A recent case confirms that employers who have restructured their workforce due to COVID-19 may need to quickly re-evaluate their HR strategies.
COVID-19 has changed the landscape of employment law in Canada. In the early days of the pandemic, organizations adopted measures previously unthinkable in response to the unprecedented restrictions on business. They did what they had to do to survive. This included temporary layoffs for non-unionized workers, wage cuts, and significant alterations to the employment relationship. The government responded with emergency legislation which, at first glance, appeared to permit these practices. In Ontario, the introduction of the Infectious Disease Emergency Leave (“IDEL”) meant that a temporary layoff or reduction in wages did not automatically amount to a dismissal under the Employment Standards Act (“ESA”). However, questions remained about whether employers were still vulnerable to lawsuits, and if so, what was their liability? A recent decision from an Ontario court helps answer some of these questions.
What does the new case law mean for Ontario businesses?
While IDEL still prevents employees from complaining to the Ministry of Labour about temporary layoffs or wage cuts due to COVID-19, the emergency legislation does not affect employee rights to sue in court for wrongful dismissal. IDEL, on its own, will not be a successful defence to a court action, where employees are likely to have significantly larger and more complex claims.
Can employers temporarily lay off employees due to COVID-19 and avoid lawsuits?
Yes and no.
Yes, if a temporary layoff is a contractual term of the employment relationship. This is common in unionized workplaces, where temporary layoffs are a written term of the collective agreement. In a non-unionized workplace, a temporary layoff clause can be an express term of the employment contract. Where it is not an express term, it can be an implied term if the employer has a known practice of laying off employees. If a specific employee has been laid off prior to COVID-19, without any objection, the temporary layoff has arguably become a term of their employment through a course of conduct. Employers should keep in mind, however, that where terms are not express, they are more difficult to establish, particularly if employees dispute them.

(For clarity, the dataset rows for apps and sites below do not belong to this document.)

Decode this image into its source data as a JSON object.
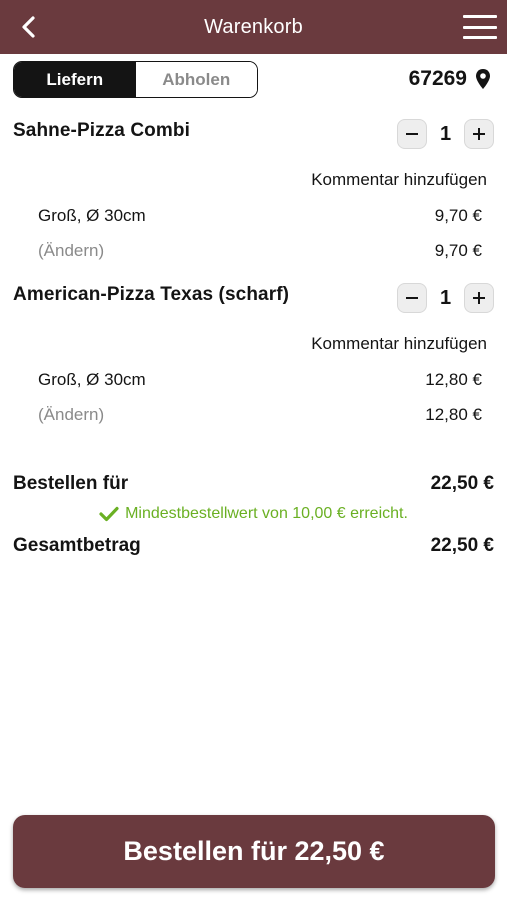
{
  "header": {
    "title": "Warenkorb"
  },
  "delivery": {
    "options": [
      "Liefern",
      "Abholen"
    ],
    "selected": "Liefern",
    "zip": "67269"
  },
  "items": [
    {
      "name": "Sahne-Pizza Combi",
      "quantity": "1",
      "comment_label": "Kommentar hinzufügen",
      "option_label": "Groß, Ø 30cm",
      "option_price": "9,70 €",
      "change_label": "(Ändern)",
      "line_total": "9,70 €"
    },
    {
      "name": "American-Pizza Texas (scharf)",
      "quantity": "1",
      "comment_label": "Kommentar hinzufügen",
      "option_label": "Groß, Ø 30cm",
      "option_price": "12,80 €",
      "change_label": "(Ändern)",
      "line_total": "12,80 €"
    }
  ],
  "summary": {
    "order_for_label": "Bestellen für",
    "order_for_value": "22,50 €",
    "min_order_note": "Mindestbestellwert von 10,00 € erreicht.",
    "total_label": "Gesamtbetrag",
    "total_value": "22,50 €"
  },
  "order_button": {
    "label": "Bestellen für 22,50 €"
  },
  "colors": {
    "brand": "#6a3a3e",
    "success": "#6ab023",
    "muted": "#8a8a8a"
  },
  "icons": [
    "back-chevron-icon",
    "hamburger-menu-icon",
    "location-pin-icon",
    "minus-icon",
    "plus-icon",
    "checkmark-icon"
  ]
}
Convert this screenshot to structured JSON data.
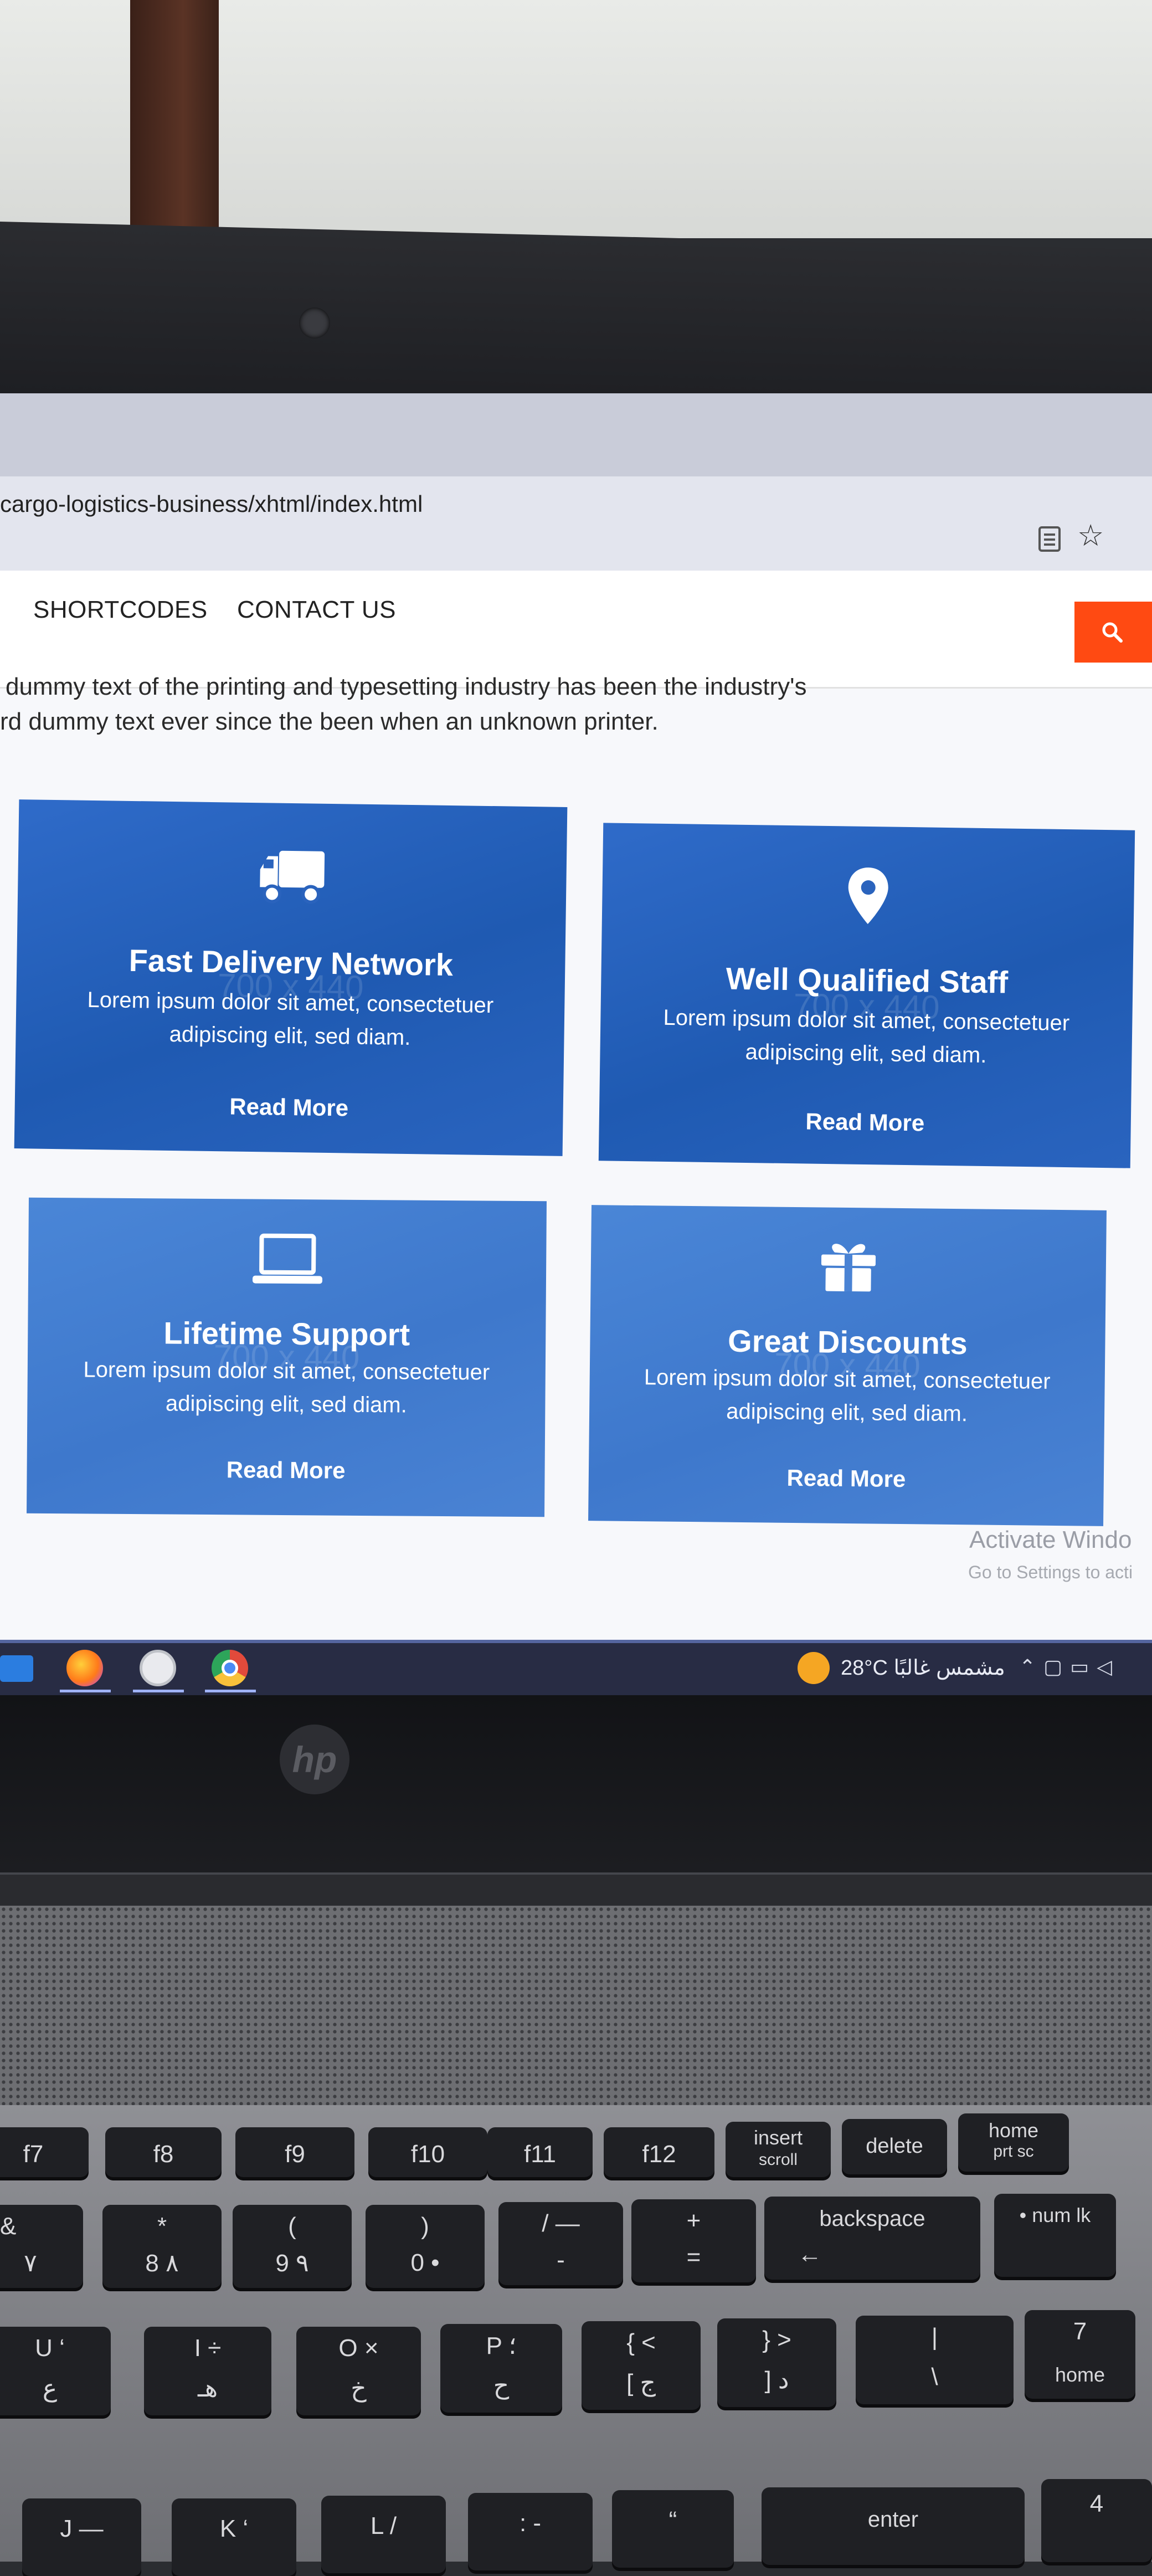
{
  "browser": {
    "url": "cargo-logistics-business/xhtml/index.html"
  },
  "nav": {
    "items": [
      {
        "label": "SHORTCODES"
      },
      {
        "label": "CONTACT US"
      }
    ],
    "search_icon": "search-icon",
    "accent_color": "#ff4a12"
  },
  "intro": {
    "line1": "dummy text of the printing and typesetting industry has been the industry's",
    "line2": "rd dummy text ever since the been when an unknown printer."
  },
  "cards": [
    {
      "icon": "truck-icon",
      "title": "Fast Delivery Network",
      "desc": "Lorem ipsum dolor sit amet, consectetuer adipiscing elit, sed diam.",
      "more": "Read More",
      "placeholder": "700 x 440"
    },
    {
      "icon": "map-pin-icon",
      "title": "Well Qualified Staff",
      "desc": "Lorem ipsum dolor sit amet, consectetuer adipiscing elit, sed diam.",
      "more": "Read More",
      "placeholder": "700 x 440"
    },
    {
      "icon": "laptop-icon",
      "title": "Lifetime Support",
      "desc": "Lorem ipsum dolor sit amet, consectetuer adipiscing elit, sed diam.",
      "more": "Read More",
      "placeholder": "700 x 440"
    },
    {
      "icon": "gift-icon",
      "title": "Great Discounts",
      "desc": "Lorem ipsum dolor sit amet, consectetuer adipiscing elit, sed diam.",
      "more": "Read More",
      "placeholder": "700 x 440"
    }
  ],
  "watermark": {
    "line1": "Activate Windo",
    "line2": "Go to Settings to acti"
  },
  "taskbar": {
    "apps": [
      "mail-icon",
      "firefox-icon",
      "whatsapp-icon",
      "chrome-icon"
    ],
    "weather": "28°C مشمس غالبًا"
  },
  "laptop": {
    "logo": "hp",
    "keys": {
      "f7": "f7",
      "f8": "f8",
      "f9": "f9",
      "f10": "f10",
      "f11": "f11",
      "f12": "f12",
      "insert": "insert",
      "scroll": "scroll",
      "delete": "delete",
      "home": "home",
      "prt_sc": "prt sc",
      "amp": "&",
      "seven": "٧",
      "star": "*",
      "eight": "8 ٨",
      "lparen": "(",
      "nine": "9 ٩",
      "rparen": ")",
      "zero": "0 •",
      "slash_dash": "/ —",
      "dash": "-",
      "plus": "+",
      "equals": "=",
      "backspace": "backspace",
      "back_arrow": "←",
      "num_lk": "• num lk",
      "u_key": "U ‘",
      "u_ar": "ع",
      "i_key": "I ÷",
      "i_ar": "هـ",
      "o_key": "O ×",
      "o_ar": "خ",
      "p_key": "P ؛",
      "p_ar": "ح",
      "brace_l": "{ <",
      "bracket_l": "[ ج",
      "brace_r": "} >",
      "bracket_r": "] د",
      "pipe": "|",
      "backslash": "\\",
      "num7": "7",
      "num7_home": "home",
      "j_key": "J —",
      "k_key": "K ‘",
      "l_key": "L /",
      "colon": ": -",
      "quote": "“",
      "enter": "enter",
      "num4": "4"
    }
  }
}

No, if it is neither an express nor implied term of the employment relationship.
Can employers cut salaries due to COVID-19 and avoid lawsuits?
Most likely not. Prior to COVID-19, unilaterally reducing an employee’s remuneration by more than 15% typically entitled them to file a claim for “constructive dismissal”, both at the Ministry of Labour and in court. While IDEL continues to preclude employees from making that complaint to the Ministry of Labour, they are not precluded from doing so in court.
What kind of liability are employers exposed to, as a result of temporary layoffs?
Under the ESA, all temporary layoffs eventually become permanent terminations if employees are not recalled to work within a certain period of time. Laid off employees will then be considered terminated as of the date of the initial layoff and owed their notice pay and any other termination entitlements under the ESA. IDEL has effectively delayed the time period during which a temporary layoff automatically becomes permanent under the ESA, with a series of extensions, which are currently in force until July 3, 2021. Employees who want to complain to the Ministry of Labour will continue to be precluded from doing so until at least July 4, 2021. Note that, at the Ministry of Labour, employees can only claim their statutory minimums under the ESA, and not the much higher amounts potentially owing to them under contract and/or common law.
For employees who commence a court action for the amounts potentially owing to them under contract or common law, their “termination date” will be a fact-specific determination for the court. It will depend upon a number of factors, including the date of the layoff, and the employee’s response to it (if any). If successful, employees will be deemed to have been “constructively” dismissed, and owed their entitlements as if they had been formally terminated as of the date of their layoff. Typically, employees have to prove that they rejected the layoff in order to be successful. As such, we expect the most recent Ontario court decision will encourage temporarily laid off employees to threaten and/or initiate a court action for constructive dismissal.
For any employee who sues for constructive dismissal but obtains a job following their layoff, the court will deduct their post-dismissal earnings from their monetary award (save for their ESA entitlements). This can be a powerful bargaining tool in negotiations with employees claiming constructive dismissal.
What should employers do about temporarily laid off employees?
The answer to this question depends upon the circumstances of each case. If the temporary layoff is an express term of the employee’s contract, the employer is not obligated to do anything until July 4, 2021. Furthermore, if the employee has been temporarily laid off for a significant period of time and has yet to contest the layoff, the best approach may be to maintain the status quo. The employee may have no intention of returning to work or may secure employment elsewhere in the meantime.
If there is gainful work for the employee to perform, the employer may consider quickly recalling the employee to work, before they claim to have been dismissed.
However, for employees who have vociferously contested the layoff, are demanding answers which the employer is not in a position to provide, and/or are threatening litigation, it may be prudent to terminate them and move on.
The experienced employment lawyers at Hyde HR Law regularly advise companies of all sizes and across multiple sectors, on a variety of issues relating to temporary layoffs and terminations. Please contact us if you have any questions.